■ It goes without saying that we expect a completely corruption-free governance from the Congress. In addition to that, a special court needs to be set up to try those who have been accused of exploitation of natural resources and irregular and illegal dealing in the real estate.
■ While the Congress in the Centre has become a capitalist government, Siddaramaiah here is a eftist-socialist man. He should let his real ideologies come to the fore and work accordingly.
– T N Seetharam, Tele-serial director/ actor
■ The previous government in power closed down about 6,000 primary schools and they made place for private investors. This should be undone and all the schools should be reopened with immediate effect.

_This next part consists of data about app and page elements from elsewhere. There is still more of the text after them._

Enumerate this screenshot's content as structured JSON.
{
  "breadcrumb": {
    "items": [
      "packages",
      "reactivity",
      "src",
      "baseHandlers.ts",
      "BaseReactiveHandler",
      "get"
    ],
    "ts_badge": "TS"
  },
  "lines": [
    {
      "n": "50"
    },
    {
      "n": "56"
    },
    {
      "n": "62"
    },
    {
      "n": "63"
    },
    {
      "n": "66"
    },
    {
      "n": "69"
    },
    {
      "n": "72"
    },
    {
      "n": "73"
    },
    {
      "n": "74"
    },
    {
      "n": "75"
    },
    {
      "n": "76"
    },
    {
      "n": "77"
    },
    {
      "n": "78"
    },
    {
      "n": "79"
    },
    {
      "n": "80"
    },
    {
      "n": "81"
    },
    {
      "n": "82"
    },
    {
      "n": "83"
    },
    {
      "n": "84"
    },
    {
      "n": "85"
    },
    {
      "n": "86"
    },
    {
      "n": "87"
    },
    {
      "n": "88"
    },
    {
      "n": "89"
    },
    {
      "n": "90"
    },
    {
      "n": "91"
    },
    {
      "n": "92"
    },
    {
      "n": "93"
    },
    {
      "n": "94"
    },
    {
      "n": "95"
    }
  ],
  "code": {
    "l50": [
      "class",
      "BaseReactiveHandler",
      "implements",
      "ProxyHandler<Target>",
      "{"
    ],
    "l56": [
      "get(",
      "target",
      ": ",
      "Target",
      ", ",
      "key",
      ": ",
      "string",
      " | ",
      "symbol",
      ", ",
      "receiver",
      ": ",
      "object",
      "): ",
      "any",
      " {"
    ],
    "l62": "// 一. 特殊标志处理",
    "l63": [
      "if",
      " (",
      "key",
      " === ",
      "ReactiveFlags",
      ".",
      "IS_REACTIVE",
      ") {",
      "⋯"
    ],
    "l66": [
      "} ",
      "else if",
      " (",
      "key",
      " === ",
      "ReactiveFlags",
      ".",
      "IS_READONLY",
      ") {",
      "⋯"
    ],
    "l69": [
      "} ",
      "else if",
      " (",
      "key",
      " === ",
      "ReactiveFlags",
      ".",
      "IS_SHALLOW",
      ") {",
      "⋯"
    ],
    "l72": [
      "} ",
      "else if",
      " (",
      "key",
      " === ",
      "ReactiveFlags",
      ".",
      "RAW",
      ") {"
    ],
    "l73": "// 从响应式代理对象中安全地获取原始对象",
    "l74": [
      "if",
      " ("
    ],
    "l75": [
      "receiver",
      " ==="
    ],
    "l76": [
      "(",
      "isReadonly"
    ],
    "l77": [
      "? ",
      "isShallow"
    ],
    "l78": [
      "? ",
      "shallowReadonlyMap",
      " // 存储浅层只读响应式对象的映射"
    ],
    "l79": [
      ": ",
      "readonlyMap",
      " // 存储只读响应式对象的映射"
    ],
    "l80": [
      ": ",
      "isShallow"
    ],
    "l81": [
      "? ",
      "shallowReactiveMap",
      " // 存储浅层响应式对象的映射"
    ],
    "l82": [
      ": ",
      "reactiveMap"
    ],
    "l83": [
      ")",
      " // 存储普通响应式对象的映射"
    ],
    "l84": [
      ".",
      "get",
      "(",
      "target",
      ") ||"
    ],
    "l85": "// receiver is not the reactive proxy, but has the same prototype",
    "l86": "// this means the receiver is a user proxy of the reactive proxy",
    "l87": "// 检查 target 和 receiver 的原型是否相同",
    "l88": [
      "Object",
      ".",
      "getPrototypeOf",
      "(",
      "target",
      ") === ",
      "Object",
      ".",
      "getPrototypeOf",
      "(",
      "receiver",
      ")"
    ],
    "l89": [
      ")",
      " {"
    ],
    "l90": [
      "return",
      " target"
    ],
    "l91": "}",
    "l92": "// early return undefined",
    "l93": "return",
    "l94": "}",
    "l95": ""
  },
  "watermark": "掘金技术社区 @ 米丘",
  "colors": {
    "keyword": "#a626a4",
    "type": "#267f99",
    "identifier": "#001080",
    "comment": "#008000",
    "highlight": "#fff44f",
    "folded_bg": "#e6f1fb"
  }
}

■ The government should look into schools that lack proper infrastructure, work towards their improvement and bring about an extensive scheme to mandate the provision of basic needs in all primary schools in Karnataka. The courts had already brought these two issues to the notice of the last government but no action was taken. Hopefully this government will do something towards this effect.
■ Language-wise ours is a rich culture. However, even here we have been raised under a misconception that English is the language that helps us acquire jobs. We have to rid ourselves of this notion and develop a sense of respect as well as a sense of inevitability towards our mother tongue. The government has to make the learning of Kannada compulsory from class I to X.
■ A language continues to survive when its usage increases day by day. The government should make Kannada its official administrative language..
■ A major way in which to bring about widespread use of Kannada is to also enforce its use in computers. Whatever technology is required has to be devised as quickly as possible to save the language from perishing and the government must involve itself completely in this regard.
– Chandrashekhar Kambar, Jnanpith awardee writer